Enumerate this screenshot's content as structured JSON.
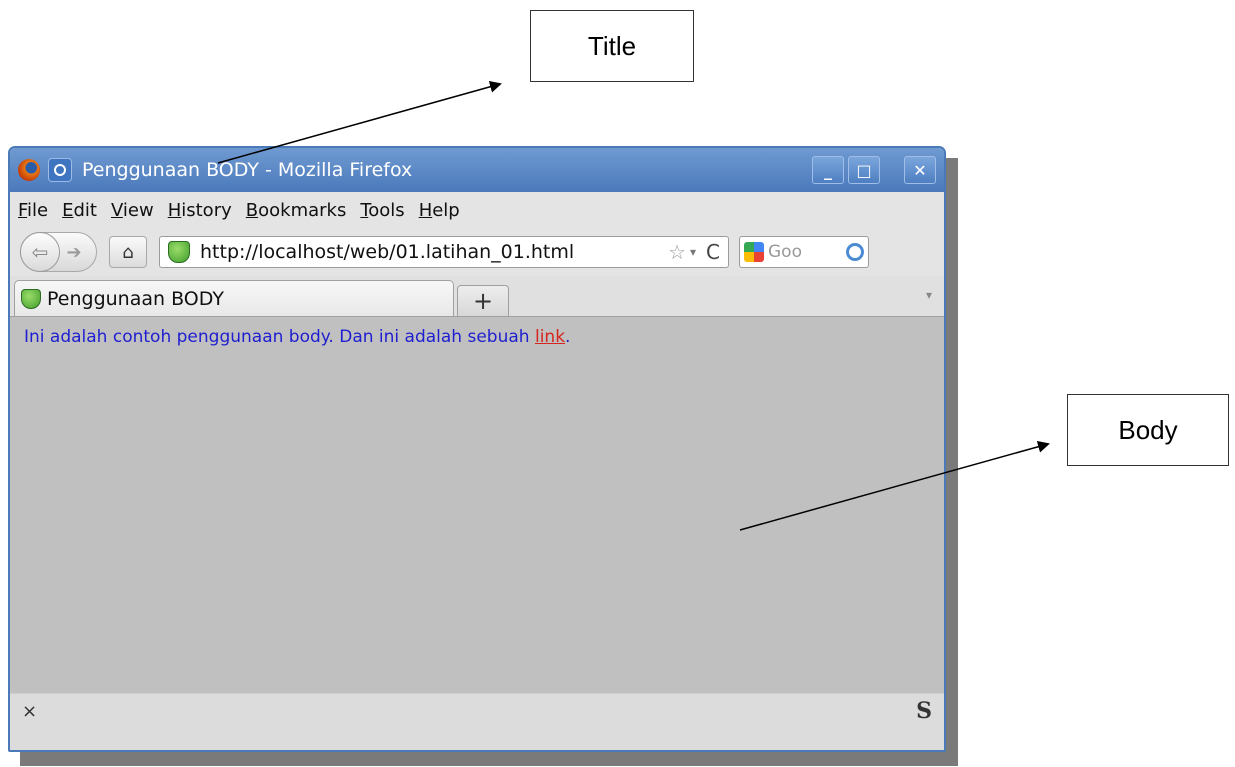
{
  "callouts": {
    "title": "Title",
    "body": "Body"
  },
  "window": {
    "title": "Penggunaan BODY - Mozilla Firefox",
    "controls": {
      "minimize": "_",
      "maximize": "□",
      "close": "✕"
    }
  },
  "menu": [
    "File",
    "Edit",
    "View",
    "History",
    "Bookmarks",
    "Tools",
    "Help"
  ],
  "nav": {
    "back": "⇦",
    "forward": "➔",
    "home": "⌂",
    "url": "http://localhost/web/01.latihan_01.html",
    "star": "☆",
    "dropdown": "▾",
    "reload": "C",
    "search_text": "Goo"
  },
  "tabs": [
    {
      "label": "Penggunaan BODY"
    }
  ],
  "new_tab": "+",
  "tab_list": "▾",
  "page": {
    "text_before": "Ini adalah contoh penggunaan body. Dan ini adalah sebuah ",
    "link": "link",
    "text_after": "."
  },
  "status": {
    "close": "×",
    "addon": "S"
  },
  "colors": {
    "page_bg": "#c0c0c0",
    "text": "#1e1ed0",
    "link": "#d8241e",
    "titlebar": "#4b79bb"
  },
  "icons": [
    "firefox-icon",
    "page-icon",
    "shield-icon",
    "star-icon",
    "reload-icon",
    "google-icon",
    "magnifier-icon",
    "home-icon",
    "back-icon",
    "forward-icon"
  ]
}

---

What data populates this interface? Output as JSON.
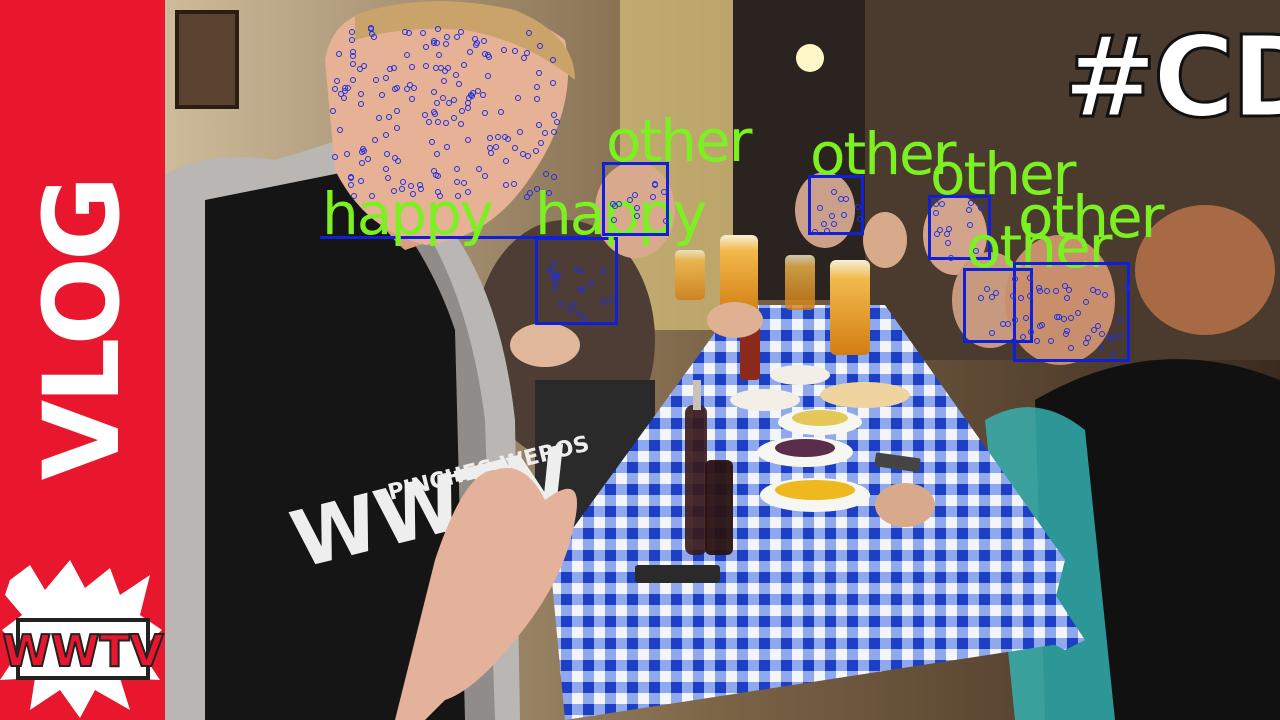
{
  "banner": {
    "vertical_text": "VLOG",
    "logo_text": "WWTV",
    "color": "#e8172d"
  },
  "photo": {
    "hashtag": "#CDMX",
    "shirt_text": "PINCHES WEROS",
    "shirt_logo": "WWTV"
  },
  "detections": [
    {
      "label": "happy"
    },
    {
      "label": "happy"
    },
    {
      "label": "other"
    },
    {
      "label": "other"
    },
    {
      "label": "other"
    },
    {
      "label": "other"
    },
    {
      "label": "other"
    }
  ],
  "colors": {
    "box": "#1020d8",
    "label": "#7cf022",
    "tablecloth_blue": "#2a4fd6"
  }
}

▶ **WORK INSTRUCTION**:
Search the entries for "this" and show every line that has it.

▶ **RESULT**:
Enumerate this screenshot's content as structured JSON.
What data populates this interface? Output as JSON.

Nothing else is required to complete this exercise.